* [GOAL OF THE EXERCISE] Word for word, copy the records that follow.

= Beginning of Section =

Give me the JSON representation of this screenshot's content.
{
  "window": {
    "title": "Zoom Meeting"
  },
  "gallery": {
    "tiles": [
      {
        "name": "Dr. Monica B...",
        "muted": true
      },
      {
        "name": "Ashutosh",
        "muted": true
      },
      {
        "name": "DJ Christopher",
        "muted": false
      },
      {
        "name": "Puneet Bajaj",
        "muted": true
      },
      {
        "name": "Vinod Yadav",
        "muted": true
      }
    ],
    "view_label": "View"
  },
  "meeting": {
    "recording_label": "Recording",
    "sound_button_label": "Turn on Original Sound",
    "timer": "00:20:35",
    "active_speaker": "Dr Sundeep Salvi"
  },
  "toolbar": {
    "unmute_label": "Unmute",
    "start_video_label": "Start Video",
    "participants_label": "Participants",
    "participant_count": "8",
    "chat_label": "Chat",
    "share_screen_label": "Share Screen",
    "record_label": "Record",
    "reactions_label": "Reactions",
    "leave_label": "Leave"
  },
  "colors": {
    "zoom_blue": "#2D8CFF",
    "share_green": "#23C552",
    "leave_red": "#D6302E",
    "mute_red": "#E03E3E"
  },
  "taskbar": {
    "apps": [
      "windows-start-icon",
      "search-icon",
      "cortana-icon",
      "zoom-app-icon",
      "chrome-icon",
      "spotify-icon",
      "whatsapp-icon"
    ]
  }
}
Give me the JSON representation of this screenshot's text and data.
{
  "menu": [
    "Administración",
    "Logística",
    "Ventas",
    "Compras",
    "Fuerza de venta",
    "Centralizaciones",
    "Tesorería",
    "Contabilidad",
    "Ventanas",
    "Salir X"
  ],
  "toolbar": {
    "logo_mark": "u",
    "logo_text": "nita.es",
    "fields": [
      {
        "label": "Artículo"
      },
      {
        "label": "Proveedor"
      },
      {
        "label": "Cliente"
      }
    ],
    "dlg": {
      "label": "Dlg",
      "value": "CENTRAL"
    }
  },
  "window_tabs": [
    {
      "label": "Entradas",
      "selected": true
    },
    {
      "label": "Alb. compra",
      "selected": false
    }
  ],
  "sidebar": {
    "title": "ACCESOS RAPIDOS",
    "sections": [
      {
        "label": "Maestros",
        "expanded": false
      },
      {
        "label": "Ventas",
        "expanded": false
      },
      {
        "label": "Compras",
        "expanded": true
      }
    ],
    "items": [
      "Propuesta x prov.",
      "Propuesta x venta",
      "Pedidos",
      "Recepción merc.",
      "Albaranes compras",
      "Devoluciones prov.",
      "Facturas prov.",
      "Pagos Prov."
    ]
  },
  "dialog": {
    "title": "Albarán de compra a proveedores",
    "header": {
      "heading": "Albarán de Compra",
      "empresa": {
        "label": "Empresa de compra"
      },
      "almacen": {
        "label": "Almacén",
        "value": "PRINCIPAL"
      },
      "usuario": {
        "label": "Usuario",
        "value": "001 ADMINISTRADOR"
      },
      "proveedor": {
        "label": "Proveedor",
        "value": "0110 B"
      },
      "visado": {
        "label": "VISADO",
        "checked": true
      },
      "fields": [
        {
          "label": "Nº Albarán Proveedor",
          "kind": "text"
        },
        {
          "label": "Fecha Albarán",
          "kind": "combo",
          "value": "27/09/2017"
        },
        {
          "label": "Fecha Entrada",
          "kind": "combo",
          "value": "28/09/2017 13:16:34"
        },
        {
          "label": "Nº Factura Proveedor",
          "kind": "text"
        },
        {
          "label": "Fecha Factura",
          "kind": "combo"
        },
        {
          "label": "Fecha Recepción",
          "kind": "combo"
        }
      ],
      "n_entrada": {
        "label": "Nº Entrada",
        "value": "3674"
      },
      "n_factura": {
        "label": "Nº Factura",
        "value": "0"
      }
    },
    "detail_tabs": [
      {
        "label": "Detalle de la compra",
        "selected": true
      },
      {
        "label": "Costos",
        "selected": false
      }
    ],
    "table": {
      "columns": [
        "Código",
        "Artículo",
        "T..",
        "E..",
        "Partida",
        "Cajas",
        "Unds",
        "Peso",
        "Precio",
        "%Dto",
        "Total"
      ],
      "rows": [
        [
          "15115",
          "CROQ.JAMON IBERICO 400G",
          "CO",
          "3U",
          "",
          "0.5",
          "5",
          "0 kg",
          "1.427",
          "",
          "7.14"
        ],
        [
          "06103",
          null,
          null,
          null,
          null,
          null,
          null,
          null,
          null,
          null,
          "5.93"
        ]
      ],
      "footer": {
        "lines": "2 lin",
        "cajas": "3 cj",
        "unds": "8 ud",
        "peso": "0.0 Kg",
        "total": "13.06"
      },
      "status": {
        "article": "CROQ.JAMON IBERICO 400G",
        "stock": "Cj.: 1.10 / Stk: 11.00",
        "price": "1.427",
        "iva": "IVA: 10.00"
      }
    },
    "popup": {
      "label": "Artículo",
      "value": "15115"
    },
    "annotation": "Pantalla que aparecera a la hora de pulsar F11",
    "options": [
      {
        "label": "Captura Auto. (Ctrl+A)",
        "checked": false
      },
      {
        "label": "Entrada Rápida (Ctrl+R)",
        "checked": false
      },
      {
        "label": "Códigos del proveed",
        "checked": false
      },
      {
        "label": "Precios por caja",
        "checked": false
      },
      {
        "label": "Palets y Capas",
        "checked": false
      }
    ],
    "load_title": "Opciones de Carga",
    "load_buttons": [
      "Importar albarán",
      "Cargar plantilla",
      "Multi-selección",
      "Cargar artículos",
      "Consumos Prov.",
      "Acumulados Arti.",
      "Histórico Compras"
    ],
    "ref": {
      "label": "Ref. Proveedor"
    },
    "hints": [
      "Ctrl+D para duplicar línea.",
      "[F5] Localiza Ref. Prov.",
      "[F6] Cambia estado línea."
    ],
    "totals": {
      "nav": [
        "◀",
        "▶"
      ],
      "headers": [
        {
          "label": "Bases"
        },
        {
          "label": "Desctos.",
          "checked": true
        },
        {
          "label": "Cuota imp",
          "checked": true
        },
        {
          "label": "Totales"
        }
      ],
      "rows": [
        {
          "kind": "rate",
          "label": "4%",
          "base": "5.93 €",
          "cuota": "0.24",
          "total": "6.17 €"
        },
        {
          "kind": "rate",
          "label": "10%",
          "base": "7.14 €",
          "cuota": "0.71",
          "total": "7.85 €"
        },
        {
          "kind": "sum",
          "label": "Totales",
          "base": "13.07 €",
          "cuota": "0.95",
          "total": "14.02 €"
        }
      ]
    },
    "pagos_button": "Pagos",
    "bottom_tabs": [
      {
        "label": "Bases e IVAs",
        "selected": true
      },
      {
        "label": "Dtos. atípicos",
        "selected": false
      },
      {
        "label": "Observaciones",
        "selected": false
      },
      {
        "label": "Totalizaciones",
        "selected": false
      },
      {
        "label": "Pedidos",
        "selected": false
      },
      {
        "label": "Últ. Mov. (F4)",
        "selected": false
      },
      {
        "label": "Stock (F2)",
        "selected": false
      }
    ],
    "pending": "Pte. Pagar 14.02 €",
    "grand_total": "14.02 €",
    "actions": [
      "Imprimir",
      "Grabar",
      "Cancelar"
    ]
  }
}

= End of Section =

* [REPLY TO THE EXERCISE]
Give me the JSON representation of this screenshot's content.
{
  "window": {
    "title": "Zoom Meeting"
  },
  "gallery": {
    "tiles": [
      {
        "name": "Dr. Monica B...",
        "muted": true
      },
      {
        "name": "Ashutosh",
        "muted": true
      },
      {
        "name": "DJ Christopher",
        "muted": false
      },
      {
        "name": "Puneet Bajaj",
        "muted": true
      },
      {
        "name": "Vinod Yadav",
        "muted": true
      }
    ],
    "view_label": "View"
  },
  "meeting": {
    "recording_label": "Recording",
    "sound_button_label": "Turn on Original Sound",
    "timer": "00:20:35",
    "active_speaker": "Dr Sundeep Salvi"
  },
  "toolbar": {
    "unmute_label": "Unmute",
    "start_video_label": "Start Video",
    "participants_label": "Participants",
    "participant_count": "8",
    "chat_label": "Chat",
    "share_screen_label": "Share Screen",
    "record_label": "Record",
    "reactions_label": "Reactions",
    "leave_label": "Leave"
  },
  "colors": {
    "zoom_blue": "#2D8CFF",
    "share_green": "#23C552",
    "leave_red": "#D6302E",
    "mute_red": "#E03E3E"
  },
  "taskbar": {
    "apps": [
      "windows-start-icon",
      "search-icon",
      "cortana-icon",
      "zoom-app-icon",
      "chrome-icon",
      "spotify-icon",
      "whatsapp-icon"
    ]
  }
}
Give me the JSON representation of this screenshot's text and data.
{
  "menu": [
    "Administración",
    "Logística",
    "Ventas",
    "Compras",
    "Fuerza de venta",
    "Centralizaciones",
    "Tesorería",
    "Contabilidad",
    "Ventanas",
    "Salir X"
  ],
  "toolbar": {
    "logo_mark": "u",
    "logo_text": "nita.es",
    "fields": [
      {
        "label": "Artículo"
      },
      {
        "label": "Proveedor"
      },
      {
        "label": "Cliente"
      }
    ],
    "dlg": {
      "label": "Dlg",
      "value": "CENTRAL"
    }
  },
  "window_tabs": [
    {
      "label": "Entradas",
      "selected": true
    },
    {
      "label": "Alb. compra",
      "selected": false
    }
  ],
  "sidebar": {
    "title": "ACCESOS RAPIDOS",
    "sections": [
      {
        "label": "Maestros",
        "expanded": false
      },
      {
        "label": "Ventas",
        "expanded": false
      },
      {
        "label": "Compras",
        "expanded": true
      }
    ],
    "items": [
      "Propuesta x prov.",
      "Propuesta x venta",
      "Pedidos",
      "Recepción merc.",
      "Albaranes compras",
      "Devoluciones prov.",
      "Facturas prov.",
      "Pagos Prov."
    ]
  },
  "dialog": {
    "title": "Albarán de compra a proveedores",
    "header": {
      "heading": "Albarán de Compra",
      "empresa": {
        "label": "Empresa de compra"
      },
      "almacen": {
        "label": "Almacén",
        "value": "PRINCIPAL"
      },
      "usuario": {
        "label": "Usuario",
        "value": "001 ADMINISTRADOR"
      },
      "proveedor": {
        "label": "Proveedor",
        "value": "0110 B"
      },
      "visado": {
        "label": "VISADO",
        "checked": true
      },
      "fields": [
        {
          "label": "Nº Albarán Proveedor",
          "kind": "text"
        },
        {
          "label": "Fecha Albarán",
          "kind": "combo",
          "value": "27/09/2017"
        },
        {
          "label": "Fecha Entrada",
          "kind": "combo",
          "value": "28/09/2017 13:16:34"
        },
        {
          "label": "Nº Factura Proveedor",
          "kind": "text"
        },
        {
          "label": "Fecha Factura",
          "kind": "combo"
        },
        {
          "label": "Fecha Recepción",
          "kind": "combo"
        }
      ],
      "n_entrada": {
        "label": "Nº Entrada",
        "value": "3674"
      },
      "n_factura": {
        "label": "Nº Factura",
        "value": "0"
      }
    },
    "detail_tabs": [
      {
        "label": "Detalle de la compra",
        "selected": true
      },
      {
        "label": "Costos",
        "selected": false
      }
    ],
    "table": {
      "columns": [
        "Código",
        "Artículo",
        "T..",
        "E..",
        "Partida",
        "Cajas",
        "Unds",
        "Peso",
        "Precio",
        "%Dto",
        "Total"
      ],
      "rows": [
        [
          "15115",
          "CROQ.JAMON IBERICO 400G",
          "CO",
          "3U",
          "",
          "0.5",
          "5",
          "0 kg",
          "1.427",
          "",
          "7.14"
        ],
        [
          "06103",
          null,
          null,
          null,
          null,
          null,
          null,
          null,
          null,
          null,
          "5.93"
        ]
      ],
      "footer": {
        "lines": "2 lin",
        "cajas": "3 cj",
        "unds": "8 ud",
        "peso": "0.0 Kg",
        "total": "13.06"
      },
      "status": {
        "article": "CROQ.JAMON IBERICO 400G",
        "stock": "Cj.: 1.10 / Stk: 11.00",
        "price": "1.427",
        "iva": "IVA: 10.00"
      }
    },
    "popup": {
      "label": "Artículo",
      "value": "15115"
    },
    "annotation": "Pantalla que aparecera a la hora de pulsar F11",
    "options": [
      {
        "label": "Captura Auto. (Ctrl+A)",
        "checked": false
      },
      {
        "label": "Entrada Rápida (Ctrl+R)",
        "checked": false
      },
      {
        "label": "Códigos del proveed",
        "checked": false
      },
      {
        "label": "Precios por caja",
        "checked": false
      },
      {
        "label": "Palets y Capas",
        "checked": false
      }
    ],
    "load_title": "Opciones de Carga",
    "load_buttons": [
      "Importar albarán",
      "Cargar plantilla",
      "Multi-selección",
      "Cargar artículos",
      "Consumos Prov.",
      "Acumulados Arti.",
      "Histórico Compras"
    ],
    "ref": {
      "label": "Ref. Proveedor"
    },
    "hints": [
      "Ctrl+D para duplicar línea.",
      "[F5] Localiza Ref. Prov.",
      "[F6] Cambia estado línea."
    ],
    "totals": {
      "nav": [
        "◀",
        "▶"
      ],
      "headers": [
        {
          "label": "Bases"
        },
        {
          "label": "Desctos.",
          "checked": true
        },
        {
          "label": "Cuota imp",
          "checked": true
        },
        {
          "label": "Totales"
        }
      ],
      "rows": [
        {
          "kind": "rate",
          "label": "4%",
          "base": "5.93 €",
          "cuota": "0.24",
          "total": "6.17 €"
        },
        {
          "kind": "rate",
          "label": "10%",
          "base": "7.14 €",
          "cuota": "0.71",
          "total": "7.85 €"
        },
        {
          "kind": "sum",
          "label": "Totales",
          "base": "13.07 €",
          "cuota": "0.95",
          "total": "14.02 €"
        }
      ]
    },
    "pagos_button": "Pagos",
    "bottom_tabs": [
      {
        "label": "Bases e IVAs",
        "selected": true
      },
      {
        "label": "Dtos. atípicos",
        "selected": false
      },
      {
        "label": "Observaciones",
        "selected": false
      },
      {
        "label": "Totalizaciones",
        "selected": false
      },
      {
        "label": "Pedidos",
        "selected": false
      },
      {
        "label": "Últ. Mov. (F4)",
        "selected": false
      },
      {
        "label": "Stock (F2)",
        "selected": false
      }
    ],
    "pending": "Pte. Pagar 14.02 €",
    "grand_total": "14.02 €",
    "actions": [
      "Imprimir",
      "Grabar",
      "Cancelar"
    ]
  }
}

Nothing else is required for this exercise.